For the purpose of this article, those key assumptions are:

  • The Federal Reserve Bank continues to carefully and effectively manage interest rate increases, and the U.S. economy avoids a recession and the drop in demand and industrial output that may follow
  • The war in Ukraine does not escalate dramatically

Even under those assumptions, procurement of all electrical components will remain challenging. However, price increases for some parts should level off before the end of 2022.

Availability remains challenging to predict, and unexpected spot scarcities may occur. Nonetheless, the following are outlooks by product type, followed by some suggestions for procurement going forward.

1. Panelboards and switches — Galvanized steel is a major component typically used to make panelboards. Given the recent 28% surge in steel prices, expect significantly higher pricing, at least through 2022.

2. Circuit breakers — Circuit breakers use steel or aluminum and copper. With recently moderating copper prices, expect smaller price hikes over current levels in the remainder of 2022.

3. Switchgear — These are large and bulky items. Continuing shipping disruptions will add to lead times, and surging fuel prices will drive price increases in the near term.

4. Wire and cable — Copper and aluminum are the key components. Their prices are stabilizing after a huge increase, but expect them to hold near current high levels.

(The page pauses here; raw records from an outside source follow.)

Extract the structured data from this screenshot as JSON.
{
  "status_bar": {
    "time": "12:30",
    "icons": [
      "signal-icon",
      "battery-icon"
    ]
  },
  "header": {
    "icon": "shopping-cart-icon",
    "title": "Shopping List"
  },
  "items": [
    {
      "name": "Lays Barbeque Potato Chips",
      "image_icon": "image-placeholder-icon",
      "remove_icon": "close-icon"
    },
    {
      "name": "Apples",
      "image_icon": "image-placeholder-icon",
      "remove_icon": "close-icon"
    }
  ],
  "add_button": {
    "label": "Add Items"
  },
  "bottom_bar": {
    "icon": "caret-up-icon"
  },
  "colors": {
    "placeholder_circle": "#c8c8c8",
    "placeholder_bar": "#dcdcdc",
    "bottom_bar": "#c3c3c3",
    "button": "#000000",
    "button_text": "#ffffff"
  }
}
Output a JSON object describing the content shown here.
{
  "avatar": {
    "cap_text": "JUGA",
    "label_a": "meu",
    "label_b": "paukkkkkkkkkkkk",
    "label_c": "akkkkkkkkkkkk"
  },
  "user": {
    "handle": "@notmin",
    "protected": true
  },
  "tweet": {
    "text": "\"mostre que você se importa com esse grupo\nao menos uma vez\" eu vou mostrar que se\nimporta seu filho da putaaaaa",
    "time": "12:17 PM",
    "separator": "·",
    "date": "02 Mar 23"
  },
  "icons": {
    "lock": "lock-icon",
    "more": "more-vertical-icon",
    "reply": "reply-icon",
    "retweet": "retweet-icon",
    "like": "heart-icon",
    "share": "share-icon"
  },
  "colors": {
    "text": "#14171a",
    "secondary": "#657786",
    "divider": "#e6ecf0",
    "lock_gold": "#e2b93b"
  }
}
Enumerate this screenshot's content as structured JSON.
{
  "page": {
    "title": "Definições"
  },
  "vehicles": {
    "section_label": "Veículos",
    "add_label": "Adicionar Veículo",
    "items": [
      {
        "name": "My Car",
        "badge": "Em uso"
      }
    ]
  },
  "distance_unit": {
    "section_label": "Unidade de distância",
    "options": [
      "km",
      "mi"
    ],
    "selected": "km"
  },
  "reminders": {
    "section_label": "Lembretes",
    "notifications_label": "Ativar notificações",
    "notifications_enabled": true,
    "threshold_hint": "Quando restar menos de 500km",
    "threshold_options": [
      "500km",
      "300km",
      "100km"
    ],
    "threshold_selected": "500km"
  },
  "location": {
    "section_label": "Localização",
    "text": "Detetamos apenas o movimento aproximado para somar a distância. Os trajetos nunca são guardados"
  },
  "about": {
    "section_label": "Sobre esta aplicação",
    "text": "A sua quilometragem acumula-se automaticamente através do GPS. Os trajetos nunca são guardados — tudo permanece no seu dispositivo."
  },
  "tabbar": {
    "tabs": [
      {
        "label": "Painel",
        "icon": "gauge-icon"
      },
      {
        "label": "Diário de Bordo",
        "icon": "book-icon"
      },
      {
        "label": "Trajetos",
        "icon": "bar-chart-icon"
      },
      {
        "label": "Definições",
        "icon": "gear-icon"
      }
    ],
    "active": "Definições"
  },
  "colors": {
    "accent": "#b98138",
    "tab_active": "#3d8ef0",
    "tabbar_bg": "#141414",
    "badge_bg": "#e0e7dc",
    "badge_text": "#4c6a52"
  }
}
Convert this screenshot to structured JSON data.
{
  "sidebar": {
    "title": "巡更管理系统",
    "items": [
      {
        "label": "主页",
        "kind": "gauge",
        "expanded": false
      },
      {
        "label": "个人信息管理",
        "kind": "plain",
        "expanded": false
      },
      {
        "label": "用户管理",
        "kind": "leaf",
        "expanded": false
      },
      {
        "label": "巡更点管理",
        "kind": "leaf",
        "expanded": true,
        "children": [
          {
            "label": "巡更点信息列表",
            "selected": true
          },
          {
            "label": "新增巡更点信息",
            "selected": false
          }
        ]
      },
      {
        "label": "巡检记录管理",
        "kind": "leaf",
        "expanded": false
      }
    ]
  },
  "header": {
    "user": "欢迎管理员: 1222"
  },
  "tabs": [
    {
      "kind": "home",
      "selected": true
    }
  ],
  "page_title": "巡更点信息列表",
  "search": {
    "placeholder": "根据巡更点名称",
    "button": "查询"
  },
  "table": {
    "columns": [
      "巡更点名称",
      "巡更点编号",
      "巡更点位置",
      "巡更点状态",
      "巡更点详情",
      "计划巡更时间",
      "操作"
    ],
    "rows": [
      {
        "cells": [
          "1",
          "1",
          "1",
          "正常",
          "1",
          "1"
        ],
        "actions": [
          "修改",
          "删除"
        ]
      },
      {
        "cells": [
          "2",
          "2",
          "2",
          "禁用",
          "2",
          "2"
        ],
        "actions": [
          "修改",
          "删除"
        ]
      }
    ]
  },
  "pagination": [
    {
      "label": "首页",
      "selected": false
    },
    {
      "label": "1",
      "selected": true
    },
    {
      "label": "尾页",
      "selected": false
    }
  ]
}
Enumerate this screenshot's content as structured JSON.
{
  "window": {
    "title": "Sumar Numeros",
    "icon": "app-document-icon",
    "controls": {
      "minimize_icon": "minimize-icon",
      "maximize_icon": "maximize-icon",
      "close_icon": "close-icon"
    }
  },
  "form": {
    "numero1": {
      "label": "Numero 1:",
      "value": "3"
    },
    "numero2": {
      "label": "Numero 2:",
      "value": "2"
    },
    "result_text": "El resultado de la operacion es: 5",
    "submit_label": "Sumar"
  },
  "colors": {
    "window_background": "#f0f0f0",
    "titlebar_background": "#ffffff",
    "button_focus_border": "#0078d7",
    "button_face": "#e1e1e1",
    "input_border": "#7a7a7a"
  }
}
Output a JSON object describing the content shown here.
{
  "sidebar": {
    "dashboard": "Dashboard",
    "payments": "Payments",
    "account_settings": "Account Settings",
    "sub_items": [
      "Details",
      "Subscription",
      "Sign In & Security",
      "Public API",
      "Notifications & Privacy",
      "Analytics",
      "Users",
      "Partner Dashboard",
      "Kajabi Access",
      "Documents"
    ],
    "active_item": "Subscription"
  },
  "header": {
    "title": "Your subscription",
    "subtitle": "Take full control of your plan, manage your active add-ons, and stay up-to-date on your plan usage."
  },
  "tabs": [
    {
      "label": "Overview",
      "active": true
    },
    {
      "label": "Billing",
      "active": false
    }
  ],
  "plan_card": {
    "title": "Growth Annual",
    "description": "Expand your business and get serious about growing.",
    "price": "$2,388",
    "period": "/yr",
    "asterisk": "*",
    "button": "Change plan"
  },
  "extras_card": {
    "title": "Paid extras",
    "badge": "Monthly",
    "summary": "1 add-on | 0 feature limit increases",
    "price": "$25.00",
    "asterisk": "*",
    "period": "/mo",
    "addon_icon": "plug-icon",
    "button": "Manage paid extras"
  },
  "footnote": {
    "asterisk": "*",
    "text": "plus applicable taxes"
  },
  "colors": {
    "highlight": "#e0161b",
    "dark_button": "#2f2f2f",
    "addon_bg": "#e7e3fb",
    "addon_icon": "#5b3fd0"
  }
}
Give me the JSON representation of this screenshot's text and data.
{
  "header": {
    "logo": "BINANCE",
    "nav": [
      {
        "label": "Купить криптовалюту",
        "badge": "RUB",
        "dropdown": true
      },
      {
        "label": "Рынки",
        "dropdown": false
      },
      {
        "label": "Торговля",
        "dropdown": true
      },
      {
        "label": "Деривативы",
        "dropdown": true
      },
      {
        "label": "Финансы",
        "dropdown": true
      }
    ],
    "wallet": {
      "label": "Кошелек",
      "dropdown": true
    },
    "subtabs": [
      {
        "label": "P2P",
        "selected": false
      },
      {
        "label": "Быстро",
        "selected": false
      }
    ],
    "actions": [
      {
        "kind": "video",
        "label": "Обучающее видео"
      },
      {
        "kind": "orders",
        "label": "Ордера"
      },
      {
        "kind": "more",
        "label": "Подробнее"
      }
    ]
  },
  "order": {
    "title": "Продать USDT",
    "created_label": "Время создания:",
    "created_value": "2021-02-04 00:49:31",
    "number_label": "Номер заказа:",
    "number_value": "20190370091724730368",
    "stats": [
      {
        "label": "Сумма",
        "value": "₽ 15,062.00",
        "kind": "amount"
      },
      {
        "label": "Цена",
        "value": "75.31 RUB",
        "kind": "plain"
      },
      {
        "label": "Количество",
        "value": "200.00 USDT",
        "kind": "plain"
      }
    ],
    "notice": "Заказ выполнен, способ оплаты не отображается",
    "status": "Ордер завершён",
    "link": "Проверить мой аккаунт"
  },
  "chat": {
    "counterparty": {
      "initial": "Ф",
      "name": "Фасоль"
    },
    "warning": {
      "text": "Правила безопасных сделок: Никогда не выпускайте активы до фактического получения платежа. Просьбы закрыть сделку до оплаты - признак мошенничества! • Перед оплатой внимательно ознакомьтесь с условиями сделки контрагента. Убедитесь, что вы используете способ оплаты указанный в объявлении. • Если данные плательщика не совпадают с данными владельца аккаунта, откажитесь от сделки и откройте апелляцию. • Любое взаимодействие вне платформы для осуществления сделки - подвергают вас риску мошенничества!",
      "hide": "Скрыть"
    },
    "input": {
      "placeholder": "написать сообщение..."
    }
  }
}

Overall outlook

Just as world markets seemed to be emerging from a perfect storm consisting of COVID-19, collapsing logistics networks, a sudden demand surge, production shortages and surging prices, the Russian invasion of Ukraine plunged global markets into a darker storm. The market for electrical supplies, with its dependence on global supplier networks, felt new shocks.

Electrical contractors now find themselves facing heavy demand for projects, rising costs, and growing lead times. Margins are under pressure. So, to survive, it is crucial to understand the history and to be fluent in market trends for the future.

Read on for some recommendations on how you can do so.

Navigating supply chain issues

Overall, electrical supply disruptions will remain until at least the end of 2022, and procurement of electrical components will be challenging. Customer demand remains higher than normal despite these issues, so as a contractor, here are a few tips to help you navigate these challenges:

Contact Raiven today for more information on managing your electrical supply costs in today’s stormy markets.

Electrical Supply Chain article and permission to publish here provided by Jeff Golden. Originally written for Supply Chain Game Changer and published on July 20, 2022.